ANNAPOLIS — Maryland’s highest court adopted a rule Tuesday to establish a process to allow prosecutors to move to vacate convictions they feel they can no longer stand behind.
The Court of Appeals, with only six members present due to a vacancy, approved new Rule 4-333 unanimously without questions or discussion. The rule implements a law passed this year that was driven largely by Baltimore City State’s Attorney Marilyn J. Mosby, who seeks to be able to erase convictions for hundreds of individuals whose cases relied on testimony from corrupt members of the Baltimore Police Department’s now-disbanded Gun Trace Task Force.
Deputy State’s Attorney Janice Bledsoe told the Court of Appeals Standing Committee on Rules of Practice and Procedure in September that the office had identified at least 790 convictions it believed should be vacated because they significantly involved GTTF members. Those motions have already been filed, pursuant to the new law, while the adoption of a formal rule governing such actions was pending.
The Baltimore City State’s Attorney’s Office has been reviewing cases involving the officers since their federal indictments in 2017 and began filing motions last year attempting to reopen cases in which defendants were not eligible for traditional post-conviction relief.

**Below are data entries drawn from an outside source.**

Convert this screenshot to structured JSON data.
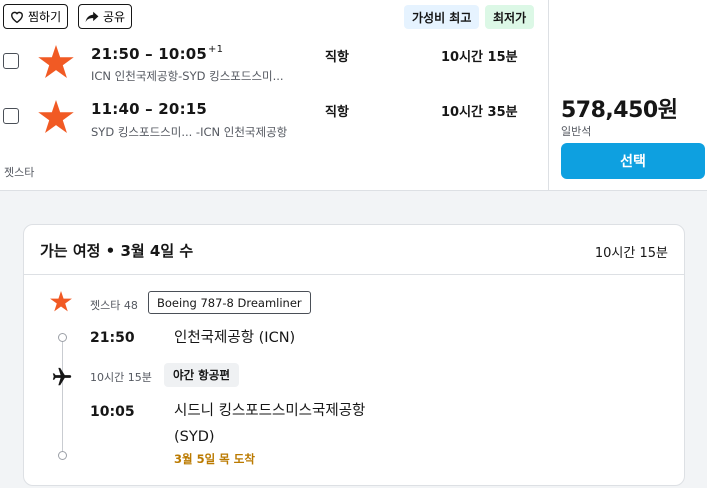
{
  "toolbar": {
    "save_label": "찜하기",
    "share_label": "공유"
  },
  "badges": {
    "best_value": "가성비 최고",
    "cheapest": "최저가"
  },
  "result": {
    "outbound": {
      "time": "21:50 – 10:05",
      "day_offset": "+1",
      "route": "ICN 인천국제공항-SYD 킹스포드스미...",
      "stops": "직항",
      "duration": "10시간 15분"
    },
    "inbound": {
      "time": "11:40 – 20:15",
      "route": "SYD 킹스포드스미... -ICN 인천국제공항",
      "stops": "직항",
      "duration": "10시간 35분"
    },
    "airline": "젯스타",
    "price": "578,450원",
    "cabin": "일반석",
    "select_label": "선택"
  },
  "detail": {
    "title": "가는 여정 • 3월 4일 수",
    "total_duration": "10시간 15분",
    "flight": "젯스타 48",
    "aircraft": "Boeing 787-8 Dreamliner",
    "departure": {
      "time": "21:50",
      "airport": "인천국제공항 (ICN)"
    },
    "segment_duration": "10시간 15분",
    "night_flight": "야간 항공편",
    "arrival": {
      "time": "10:05",
      "airport_line1": "시드니 킹스포드스미스국제공항",
      "airport_line2": "(SYD)",
      "arrival_note": "3월 5일 목 도착"
    }
  },
  "colors": {
    "accent": "#0ea0e0",
    "brand": "#f15a24",
    "arrival_note": "#bb7a00"
  },
  "icons": {
    "save": "heart-icon",
    "share": "share-arrow-icon",
    "airline": "jetstar-star-icon",
    "flight": "airplane-icon"
  }
}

When some judges denied joint motions by the state and defense to vacate convictions — often because the judges said they did not believe the law allowed for the relief requested — Mosby turned to the General Assembly to ask that a mechanism be created to handle such situations.
The legislature passed House Bill 874, sponsored by Del. Erek Barron, D-Prince George’s, earlier this year, which allows a prosecutor to move to vacate a conviction if newly discovered evidence makes it likely the outcome of the trial would have been different or if new information calls the integrity of the conviction into question.
The new rule attempts to fill in gaps in the statute, retired Court of Appeals Judge Alan M. Wilner, who chairs the Rules Committee, said Tuesday. The rule defines prosecutor as the local state’s attorney, attorney general or state prosecutor who prosecuted the case and stipulates that the moving prosecutor can seek to vacate all or part of the charges associated with a case.
The law requires the defendant be given notice when a motion is filed, but the Rules Committee acknowledged there may be situations where the defendant cannot be located, Wilner said.
“The easiest solution would be not to file the petition until they’ve got the defendant,” Wilner said, noting nevertheless that some prosecutors want to be able to vacate a conviction because it’s “what the state should do” and as a matter of justice, even if the defendant can’t be notified.
The committee decided to allow an action to be filed without locating the defendant so long as the prosecutor shows attempts were made and, if the motion is denied, it is without prejudice so it can be filed again if the defendant is found.
The prosecutor has 30 days after a conviction is vacated to either dismiss or take other appropriate action in a case, but Wilner said it was unclear what the impact of a vacated count or entire case would have on restitution orders and court costs paid by the defendant. The committee opted to remain silent on the issue of whether those payments can be recouped.